(Items listed in a dataset)

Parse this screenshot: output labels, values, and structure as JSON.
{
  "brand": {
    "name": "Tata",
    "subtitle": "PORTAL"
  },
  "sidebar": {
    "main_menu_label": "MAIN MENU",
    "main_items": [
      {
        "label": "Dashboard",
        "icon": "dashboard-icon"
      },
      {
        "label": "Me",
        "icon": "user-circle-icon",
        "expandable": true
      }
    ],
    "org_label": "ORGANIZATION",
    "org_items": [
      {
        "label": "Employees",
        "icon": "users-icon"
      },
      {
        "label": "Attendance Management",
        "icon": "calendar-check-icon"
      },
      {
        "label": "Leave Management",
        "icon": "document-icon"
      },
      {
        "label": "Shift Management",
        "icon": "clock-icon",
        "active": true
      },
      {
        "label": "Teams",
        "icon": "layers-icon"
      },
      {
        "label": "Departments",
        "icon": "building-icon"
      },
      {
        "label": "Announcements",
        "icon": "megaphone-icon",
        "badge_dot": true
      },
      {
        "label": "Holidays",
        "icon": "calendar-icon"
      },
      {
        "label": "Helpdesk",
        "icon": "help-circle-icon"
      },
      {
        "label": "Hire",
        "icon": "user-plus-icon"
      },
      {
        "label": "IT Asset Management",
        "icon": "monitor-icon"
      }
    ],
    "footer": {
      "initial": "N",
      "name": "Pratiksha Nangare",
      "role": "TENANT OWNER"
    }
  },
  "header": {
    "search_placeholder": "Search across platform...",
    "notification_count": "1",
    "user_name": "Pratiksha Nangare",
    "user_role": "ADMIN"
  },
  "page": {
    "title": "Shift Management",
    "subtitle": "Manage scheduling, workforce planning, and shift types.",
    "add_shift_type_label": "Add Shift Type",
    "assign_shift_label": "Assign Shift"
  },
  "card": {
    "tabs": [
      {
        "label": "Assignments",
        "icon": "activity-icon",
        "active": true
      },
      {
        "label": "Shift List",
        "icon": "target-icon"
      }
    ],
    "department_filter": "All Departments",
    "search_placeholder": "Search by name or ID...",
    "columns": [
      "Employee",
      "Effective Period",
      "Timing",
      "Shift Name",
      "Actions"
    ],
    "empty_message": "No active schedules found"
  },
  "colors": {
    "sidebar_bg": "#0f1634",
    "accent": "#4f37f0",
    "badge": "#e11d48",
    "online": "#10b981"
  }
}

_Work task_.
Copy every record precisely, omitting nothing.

_Exercise output_.
Parse this screenshot: output labels, values, and structure as JSON.
{
  "brand": {
    "name": "Tata",
    "subtitle": "PORTAL"
  },
  "sidebar": {
    "main_menu_label": "MAIN MENU",
    "main_items": [
      {
        "label": "Dashboard",
        "icon": "dashboard-icon"
      },
      {
        "label": "Me",
        "icon": "user-circle-icon",
        "expandable": true
      }
    ],
    "org_label": "ORGANIZATION",
    "org_items": [
      {
        "label": "Employees",
        "icon": "users-icon"
      },
      {
        "label": "Attendance Management",
        "icon": "calendar-check-icon"
      },
      {
        "label": "Leave Management",
        "icon": "document-icon"
      },
      {
        "label": "Shift Management",
        "icon": "clock-icon",
        "active": true
      },
      {
        "label": "Teams",
        "icon": "layers-icon"
      },
      {
        "label": "Departments",
        "icon": "building-icon"
      },
      {
        "label": "Announcements",
        "icon": "megaphone-icon",
        "badge_dot": true
      },
      {
        "label": "Holidays",
        "icon": "calendar-icon"
      },
      {
        "label": "Helpdesk",
        "icon": "help-circle-icon"
      },
      {
        "label": "Hire",
        "icon": "user-plus-icon"
      },
      {
        "label": "IT Asset Management",
        "icon": "monitor-icon"
      }
    ],
    "footer": {
      "initial": "N",
      "name": "Pratiksha Nangare",
      "role": "TENANT OWNER"
    }
  },
  "header": {
    "search_placeholder": "Search across platform...",
    "notification_count": "1",
    "user_name": "Pratiksha Nangare",
    "user_role": "ADMIN"
  },
  "page": {
    "title": "Shift Management",
    "subtitle": "Manage scheduling, workforce planning, and shift types.",
    "add_shift_type_label": "Add Shift Type",
    "assign_shift_label": "Assign Shift"
  },
  "card": {
    "tabs": [
      {
        "label": "Assignments",
        "icon": "activity-icon",
        "active": true
      },
      {
        "label": "Shift List",
        "icon": "target-icon"
      }
    ],
    "department_filter": "All Departments",
    "search_placeholder": "Search by name or ID...",
    "columns": [
      "Employee",
      "Effective Period",
      "Timing",
      "Shift Name",
      "Actions"
    ],
    "empty_message": "No active schedules found"
  },
  "colors": {
    "sidebar_bg": "#0f1634",
    "accent": "#4f37f0",
    "badge": "#e11d48",
    "online": "#10b981"
  }
}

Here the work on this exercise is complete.